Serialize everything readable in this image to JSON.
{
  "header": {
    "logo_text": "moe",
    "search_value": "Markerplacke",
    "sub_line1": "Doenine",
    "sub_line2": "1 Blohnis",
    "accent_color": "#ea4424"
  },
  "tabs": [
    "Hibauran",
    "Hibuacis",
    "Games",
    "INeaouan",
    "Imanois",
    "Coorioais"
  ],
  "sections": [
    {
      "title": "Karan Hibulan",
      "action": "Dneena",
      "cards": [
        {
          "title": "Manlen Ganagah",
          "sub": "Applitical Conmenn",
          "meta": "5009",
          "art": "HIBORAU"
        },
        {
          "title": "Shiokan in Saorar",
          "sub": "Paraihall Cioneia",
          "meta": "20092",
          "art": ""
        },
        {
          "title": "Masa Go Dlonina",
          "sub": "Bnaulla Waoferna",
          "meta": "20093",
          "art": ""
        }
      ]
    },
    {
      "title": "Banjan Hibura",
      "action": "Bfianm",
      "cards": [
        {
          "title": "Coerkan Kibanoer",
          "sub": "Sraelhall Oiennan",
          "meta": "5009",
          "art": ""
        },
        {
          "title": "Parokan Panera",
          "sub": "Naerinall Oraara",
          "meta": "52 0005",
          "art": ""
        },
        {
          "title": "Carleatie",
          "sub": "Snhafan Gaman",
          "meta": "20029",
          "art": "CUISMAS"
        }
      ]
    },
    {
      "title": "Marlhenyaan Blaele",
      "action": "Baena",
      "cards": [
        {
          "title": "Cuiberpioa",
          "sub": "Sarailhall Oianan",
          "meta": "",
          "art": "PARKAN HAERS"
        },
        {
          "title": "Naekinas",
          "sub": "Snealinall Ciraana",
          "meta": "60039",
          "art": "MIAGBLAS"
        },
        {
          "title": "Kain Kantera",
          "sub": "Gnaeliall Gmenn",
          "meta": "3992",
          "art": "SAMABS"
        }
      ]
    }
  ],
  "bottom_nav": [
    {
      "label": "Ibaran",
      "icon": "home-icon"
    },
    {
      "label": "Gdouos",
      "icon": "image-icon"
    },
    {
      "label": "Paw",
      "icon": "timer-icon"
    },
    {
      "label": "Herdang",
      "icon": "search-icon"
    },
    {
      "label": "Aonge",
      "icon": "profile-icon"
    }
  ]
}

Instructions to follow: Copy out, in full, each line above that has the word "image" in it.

Expected answer:
Serialize everything readable in this image to JSON.
      "icon": "image-icon"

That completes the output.